Journal: Journal of Organizational Change Management
Abstract: Current theories of organization tend to discuss the management of change across networks in a grammar of instrumental reason, thereby offering legitimacy to the cultural imperialism that emerges when groups come together in a shared-change experience. However, by adopting principles of critical theory, the social research project initiated by a group of scholars known as the Frankfurt School, we may challenge this degradation of knowledge and its companion, human domination. A critical theory of interorganizational change reveals three forms of organizational imperialism: cultural domination, cultural imposition, and cultural fragmentation.
U.S. Cultural Imperialism: Today Only a Chimera
- Elteren, Mel van.
SAIS Review - Volume 23, Number 2, Summer-Fall 2003, The Johns Hopkins University Press
Abstract: After revisiting the notion of "cultural imperialism" and reclaiming its valuable components, the article focuses on the most significant aspects of U.S. cultural imperialism in the current era of globalization. It goes beyond media imperialism to examine other domains of U.S. cultural influence at the heart of capitalist globalization, including business culture, management and labor practices, and cultural and political "development policies." Recognizing two levels of meaning associated with the ideas and practices distributed from the United States to the rest to the world, the author posits the sustained dominance of the first level, that is, the culture of consumerism. U.S. cultural imperialism as understood here is neither essential for, nor inherent to, globalization, but a contingent form of the global diffusion of consumerist beliefs and practices. The concept of "cultural imperialism" has generally been discredited. Primarily, European intellectuals and politicians warning against the purported threat of the "Americanization."
The Death of Cultural Imperialism, and Power Too?
A Critical Analysis of American Prestige Press Representations of the Hegemony of English
Christof Demont-Heinrich - Mass Communications and Journalism Studies Department, University of Denver.
This article critically examines selected texts taken from a pool of 275 accounts of the global rise of English published from 1991 to 2003 in five American-owned prestige press publications - the Los Angeles Times, the International Herald Tribune, The New York Times, The Wall Street Journal and The Washington Post. In particular, it interrogates representations that declare the death of cultural imperialism.
In Praise of Cultural Imperialism? Foreign Policy - David Rothkopf

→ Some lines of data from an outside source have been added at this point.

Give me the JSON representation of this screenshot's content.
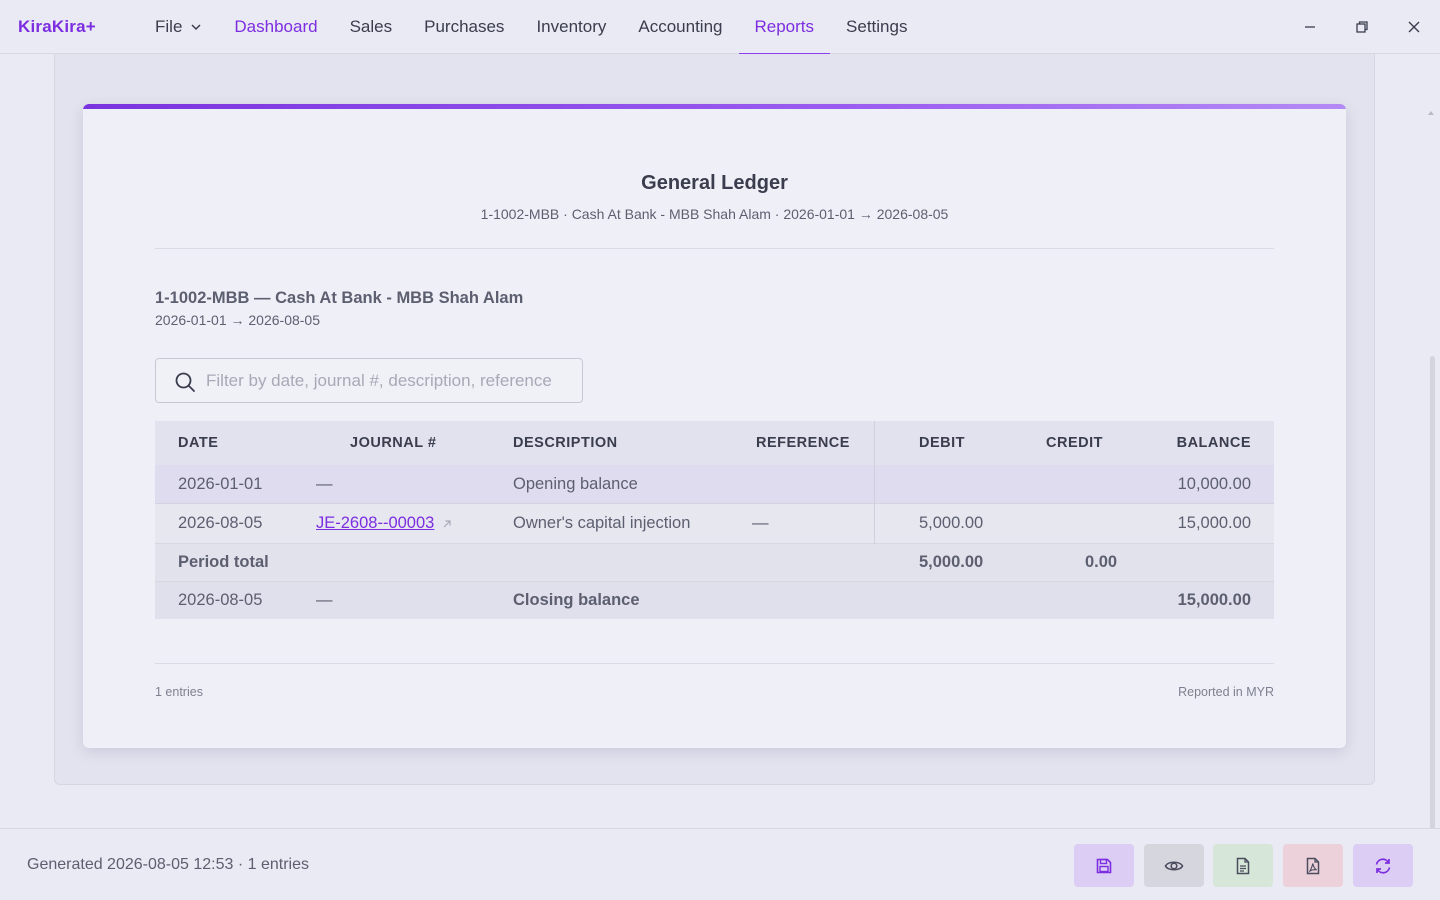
{
  "app": {
    "logo": "KiraKira+"
  },
  "menu": {
    "file": "File",
    "items": [
      "Dashboard",
      "Sales",
      "Purchases",
      "Inventory",
      "Accounting",
      "Reports",
      "Settings"
    ],
    "active": "Reports"
  },
  "report": {
    "title": "General Ledger",
    "subtitle": "1-1002-MBB · Cash At Bank - MBB Shah Alam · 2026-01-01 → 2026-08-05",
    "account_title": "1-1002-MBB — Cash At Bank - MBB Shah Alam",
    "account_range": "2026-01-01 → 2026-08-05",
    "search_placeholder": "Filter by date, journal #, description, reference",
    "columns": {
      "date": "DATE",
      "journal": "JOURNAL #",
      "description": "DESCRIPTION",
      "reference": "REFERENCE",
      "debit": "DEBIT",
      "credit": "CREDIT",
      "balance": "BALANCE"
    },
    "rows": [
      {
        "date": "2026-01-01",
        "journal": "—",
        "description": "Opening balance",
        "reference": "",
        "debit": "",
        "credit": "",
        "balance": "10,000.00"
      },
      {
        "date": "2026-08-05",
        "journal": "JE-2608--00003",
        "description": "Owner's capital injection",
        "reference": "—",
        "debit": "5,000.00",
        "credit": "",
        "balance": "15,000.00"
      }
    ],
    "period_total": {
      "label": "Period total",
      "debit": "5,000.00",
      "credit": "0.00"
    },
    "closing": {
      "date": "2026-08-05",
      "journal": "—",
      "label": "Closing balance",
      "balance": "15,000.00"
    },
    "footer_left": "1 entries",
    "footer_right": "Reported in MYR"
  },
  "status": {
    "text": "Generated 2026-08-05 12:53 · 1 entries"
  },
  "actions": [
    {
      "icon": "save-icon",
      "bg": "#dccdf5",
      "color": "#7c2ee0"
    },
    {
      "icon": "eye-icon",
      "bg": "#d6d7de",
      "color": "#4a4d5e"
    },
    {
      "icon": "document-icon",
      "bg": "#d6e6d8",
      "color": "#4a4d5e"
    },
    {
      "icon": "pdf-icon",
      "bg": "#ecd0da",
      "color": "#4a4d5e"
    },
    {
      "icon": "refresh-icon",
      "bg": "#dccdf5",
      "color": "#7c2ee0"
    }
  ],
  "colors": {
    "accent": "#7c2ee0",
    "text": "#3a3d4e",
    "muted": "#5c5f70"
  }
}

Globalization has economic roots and political consequences, but it also has brought into focus the power of culture in this global environment-the power to bind and to divide in a time when the tensions between integration and separation tug at every issue that is relevant to international relations.
The impact of globalization on culture and the impact of culture on globalization merit discussion. The homogenizing influences of globalization that are most often condemned by the new nationalists and by cultural romanticists are actually positive; globalization promotes integration and the removal not only of cultural barriers but of many of the negative dimensions of culture.